The act effectively prohibits new hybrid plans from instituting a wear-away insofar as it requires that in a conversion to a cash balance plan the minimum benefit provided cannot be less than a participant’s benefit prior to the conversion plus the benefit earned after the conversion. In calculating the minimum benefit under the converted plan, early retirement benefits and retirement-type subsidies relating to preconversion service must be included if the partici-pant has met the requirements for entitlement to such benefit or subsidy. The act also calls for the Treasury to issue regulations designed to prevent plan sponsors from indirectly implementing wear-away provisions through multiple plans or amendments.

Addressing the whipsaw concern, the act eliminates whipsaw by allowing a hybrid plan to pay out a partici-pant’s account balance in a lump sum, provided that the plan uses a market rate of interest. The act also permits a plan to use a reasonable minimum interest rate without incurring a whipsaw problem.

Under the act, the cash balance or other hybrid pension plan must provide for three-year vesting with respect to the participant’s accrued benefit derived from employer contributions.

is a senior counsel and and are associates at Proskauer Rose LLP.

Copyright 2007

for more Information About the section OF Labor & Employment law

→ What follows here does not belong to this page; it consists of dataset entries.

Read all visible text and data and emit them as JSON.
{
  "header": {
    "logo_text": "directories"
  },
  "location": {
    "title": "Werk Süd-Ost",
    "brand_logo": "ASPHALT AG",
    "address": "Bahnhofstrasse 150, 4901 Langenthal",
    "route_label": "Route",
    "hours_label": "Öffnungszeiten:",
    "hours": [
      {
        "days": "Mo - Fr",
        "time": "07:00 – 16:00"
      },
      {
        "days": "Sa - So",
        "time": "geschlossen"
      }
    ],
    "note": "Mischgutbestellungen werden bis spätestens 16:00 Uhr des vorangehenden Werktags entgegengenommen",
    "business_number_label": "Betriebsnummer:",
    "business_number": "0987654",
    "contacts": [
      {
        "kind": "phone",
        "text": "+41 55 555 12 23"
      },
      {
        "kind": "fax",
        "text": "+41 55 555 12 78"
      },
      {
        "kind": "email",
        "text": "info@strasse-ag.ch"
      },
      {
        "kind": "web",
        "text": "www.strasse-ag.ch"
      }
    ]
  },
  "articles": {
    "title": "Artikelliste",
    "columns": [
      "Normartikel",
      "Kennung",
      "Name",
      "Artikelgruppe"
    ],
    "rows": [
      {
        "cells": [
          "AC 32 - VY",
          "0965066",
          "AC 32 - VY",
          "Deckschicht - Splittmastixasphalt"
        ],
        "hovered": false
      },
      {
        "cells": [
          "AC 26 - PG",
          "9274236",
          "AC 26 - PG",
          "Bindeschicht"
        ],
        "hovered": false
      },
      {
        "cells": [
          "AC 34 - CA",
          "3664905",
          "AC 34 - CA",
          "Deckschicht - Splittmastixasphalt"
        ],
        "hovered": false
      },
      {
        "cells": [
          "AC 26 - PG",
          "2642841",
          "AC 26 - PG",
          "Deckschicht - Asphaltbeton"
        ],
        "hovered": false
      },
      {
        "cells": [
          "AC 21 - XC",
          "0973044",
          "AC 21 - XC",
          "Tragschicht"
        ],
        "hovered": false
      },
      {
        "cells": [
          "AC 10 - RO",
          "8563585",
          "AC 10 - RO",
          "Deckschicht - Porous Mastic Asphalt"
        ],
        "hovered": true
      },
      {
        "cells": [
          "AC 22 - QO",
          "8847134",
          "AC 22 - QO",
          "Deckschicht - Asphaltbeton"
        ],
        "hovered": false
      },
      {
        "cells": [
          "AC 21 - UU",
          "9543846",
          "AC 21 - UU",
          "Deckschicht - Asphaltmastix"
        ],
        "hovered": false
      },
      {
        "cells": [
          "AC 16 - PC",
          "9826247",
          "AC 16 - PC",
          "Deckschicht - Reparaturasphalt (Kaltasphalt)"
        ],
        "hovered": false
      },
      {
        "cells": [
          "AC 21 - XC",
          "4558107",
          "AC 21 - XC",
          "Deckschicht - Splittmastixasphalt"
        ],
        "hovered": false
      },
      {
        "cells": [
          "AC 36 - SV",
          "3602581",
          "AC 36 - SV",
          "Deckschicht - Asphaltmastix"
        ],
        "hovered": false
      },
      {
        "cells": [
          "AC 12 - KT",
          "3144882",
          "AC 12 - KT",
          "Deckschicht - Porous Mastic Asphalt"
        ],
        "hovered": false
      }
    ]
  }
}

This article is an abridged and edited version of one that originally appeared on page 19 of The Labor Lawyer, Summer 2006 (22:1).  For more information or to obtain a copy of the periodical in which the full article appears, please call the ABA Service Center at 800/285-2221 or go to

Periodicals: The Labor Lawyer, journal, published three times per year; Labor and Employment Law, newsletter, published quarterly; substantive committee newsletters, published biannually.

Books and Other Recent Publications: State-by-State Surveys: Covenants Not to Compete, 5th ed.; Employee Duty of Loyalty, 3d ed.; Tortious Interference in the Employment Context, with 2005 Supp.; Trade Secrets, 3d ed.; Wage and Hour Laws, with 2006 Cum. Supp. Other Publications: The Developing Labor Law: The Board, the Courts, and the National Labor Relations Act, 5th ed.; Age Discrimination in Employment Law, 2006 Supp.; Equal Employment Law Update, Fall 2006 ed.

Back to Top